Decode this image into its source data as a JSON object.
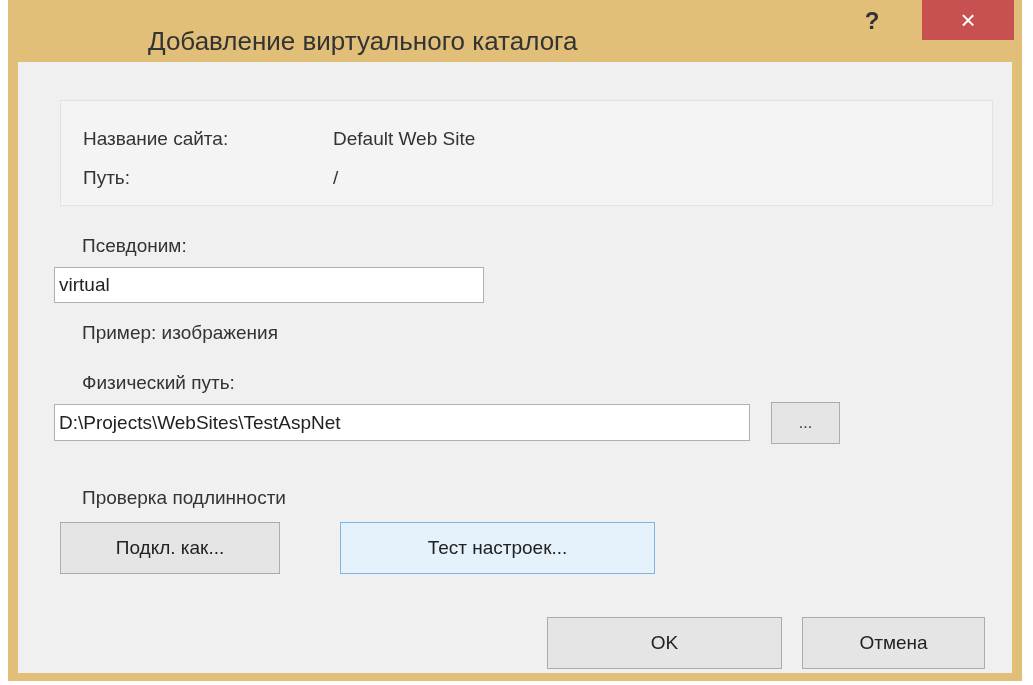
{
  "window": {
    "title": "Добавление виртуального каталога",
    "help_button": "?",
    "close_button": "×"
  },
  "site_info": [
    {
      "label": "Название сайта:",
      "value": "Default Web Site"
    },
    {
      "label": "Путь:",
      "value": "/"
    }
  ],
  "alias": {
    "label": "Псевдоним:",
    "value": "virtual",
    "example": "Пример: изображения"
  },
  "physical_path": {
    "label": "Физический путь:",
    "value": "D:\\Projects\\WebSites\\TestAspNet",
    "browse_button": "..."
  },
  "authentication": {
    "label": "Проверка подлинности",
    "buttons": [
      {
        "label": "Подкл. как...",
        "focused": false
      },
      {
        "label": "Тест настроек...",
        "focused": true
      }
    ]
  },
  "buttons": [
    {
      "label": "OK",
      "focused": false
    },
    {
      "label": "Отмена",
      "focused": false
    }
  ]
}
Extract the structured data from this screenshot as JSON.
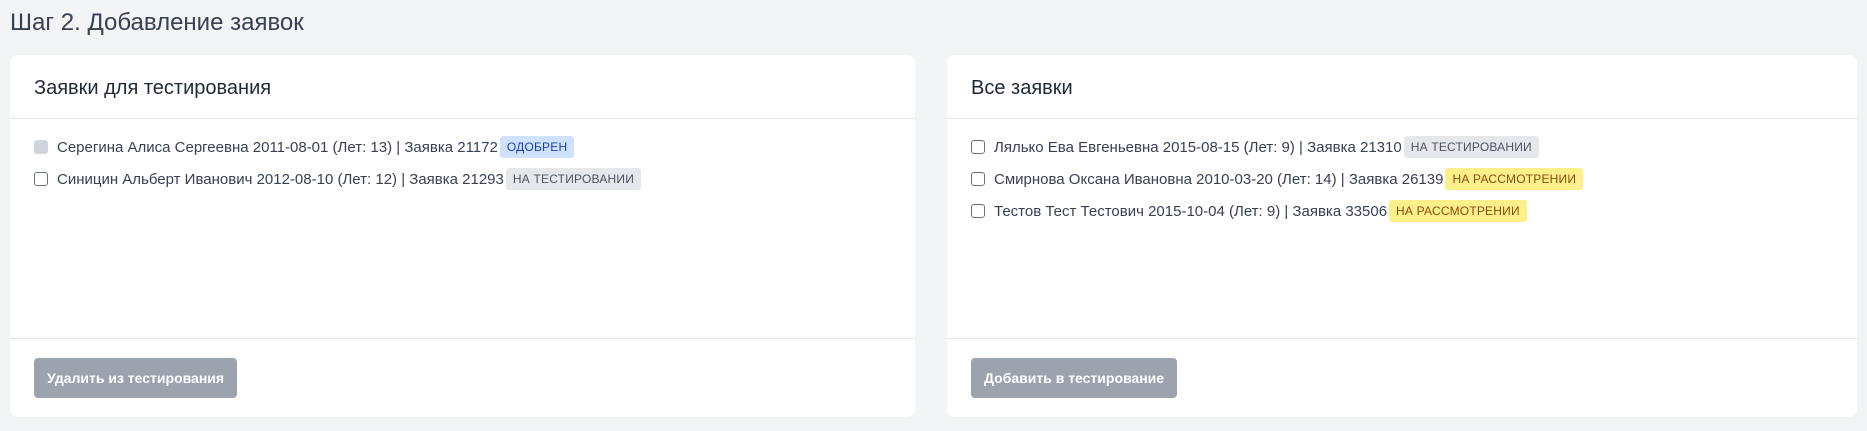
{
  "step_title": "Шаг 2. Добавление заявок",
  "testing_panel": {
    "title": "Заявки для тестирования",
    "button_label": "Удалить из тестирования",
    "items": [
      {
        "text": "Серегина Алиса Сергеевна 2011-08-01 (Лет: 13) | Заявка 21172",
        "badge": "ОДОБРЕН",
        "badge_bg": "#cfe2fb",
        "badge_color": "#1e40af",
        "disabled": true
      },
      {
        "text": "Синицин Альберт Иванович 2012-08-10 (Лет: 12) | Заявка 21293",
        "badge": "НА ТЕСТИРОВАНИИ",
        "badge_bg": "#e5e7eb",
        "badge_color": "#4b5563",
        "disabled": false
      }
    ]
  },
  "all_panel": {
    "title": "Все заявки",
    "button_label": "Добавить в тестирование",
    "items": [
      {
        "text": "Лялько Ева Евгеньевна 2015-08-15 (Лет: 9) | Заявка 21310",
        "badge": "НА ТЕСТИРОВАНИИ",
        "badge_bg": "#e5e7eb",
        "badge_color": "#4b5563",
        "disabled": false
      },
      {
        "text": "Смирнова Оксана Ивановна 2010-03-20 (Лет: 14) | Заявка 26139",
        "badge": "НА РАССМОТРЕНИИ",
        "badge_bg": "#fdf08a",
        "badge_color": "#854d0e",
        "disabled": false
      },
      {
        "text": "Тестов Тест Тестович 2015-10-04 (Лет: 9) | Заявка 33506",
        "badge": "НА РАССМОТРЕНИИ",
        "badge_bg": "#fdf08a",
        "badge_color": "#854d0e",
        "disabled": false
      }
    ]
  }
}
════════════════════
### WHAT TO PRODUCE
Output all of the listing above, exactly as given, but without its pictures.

### SOLUTION TO THE PROBLEM
Decode this image into its source data as a JSON object.
{
  "window": {
    "title": "Добавление виртуального каталога",
    "help_button": "?",
    "close_button": "×"
  },
  "site_info": [
    {
      "label": "Название сайта:",
      "value": "Default Web Site"
    },
    {
      "label": "Путь:",
      "value": "/"
    }
  ],
  "alias": {
    "label": "Псевдоним:",
    "value": "virtual",
    "example": "Пример: изображения"
  },
  "physical_path": {
    "label": "Физический путь:",
    "value": "D:\\Projects\\WebSites\\TestAspNet",
    "browse_button": "..."
  },
  "authentication": {
    "label": "Проверка подлинности",
    "buttons": [
      {
        "label": "Подкл. как...",
        "focused": false
      },
      {
        "label": "Тест настроек...",
        "focused": true
      }
    ]
  },
  "buttons": [
    {
      "label": "OK",
      "focused": false
    },
    {
      "label": "Отмена",
      "focused": false
    }
  ]
}
Extract the structured data from this screenshot as JSON.
{
  "step_title": "Шаг 2. Добавление заявок",
  "testing_panel": {
    "title": "Заявки для тестирования",
    "button_label": "Удалить из тестирования",
    "items": [
      {
        "text": "Серегина Алиса Сергеевна 2011-08-01 (Лет: 13) | Заявка 21172",
        "badge": "ОДОБРЕН",
        "badge_bg": "#cfe2fb",
        "badge_color": "#1e40af",
        "disabled": true
      },
      {
        "text": "Синицин Альберт Иванович 2012-08-10 (Лет: 12) | Заявка 21293",
        "badge": "НА ТЕСТИРОВАНИИ",
        "badge_bg": "#e5e7eb",
        "badge_color": "#4b5563",
        "disabled": false
      }
    ]
  },
  "all_panel": {
    "title": "Все заявки",
    "button_label": "Добавить в тестирование",
    "items": [
      {
        "text": "Лялько Ева Евгеньевна 2015-08-15 (Лет: 9) | Заявка 21310",
        "badge": "НА ТЕСТИРОВАНИИ",
        "badge_bg": "#e5e7eb",
        "badge_color": "#4b5563",
        "disabled": false
      },
      {
        "text": "Смирнова Оксана Ивановна 2010-03-20 (Лет: 14) | Заявка 26139",
        "badge": "НА РАССМОТРЕНИИ",
        "badge_bg": "#fdf08a",
        "badge_color": "#854d0e",
        "disabled": false
      },
      {
        "text": "Тестов Тест Тестович 2015-10-04 (Лет: 9) | Заявка 33506",
        "badge": "НА РАССМОТРЕНИИ",
        "badge_bg": "#fdf08a",
        "badge_color": "#854d0e",
        "disabled": false
      }
    ]
  }
}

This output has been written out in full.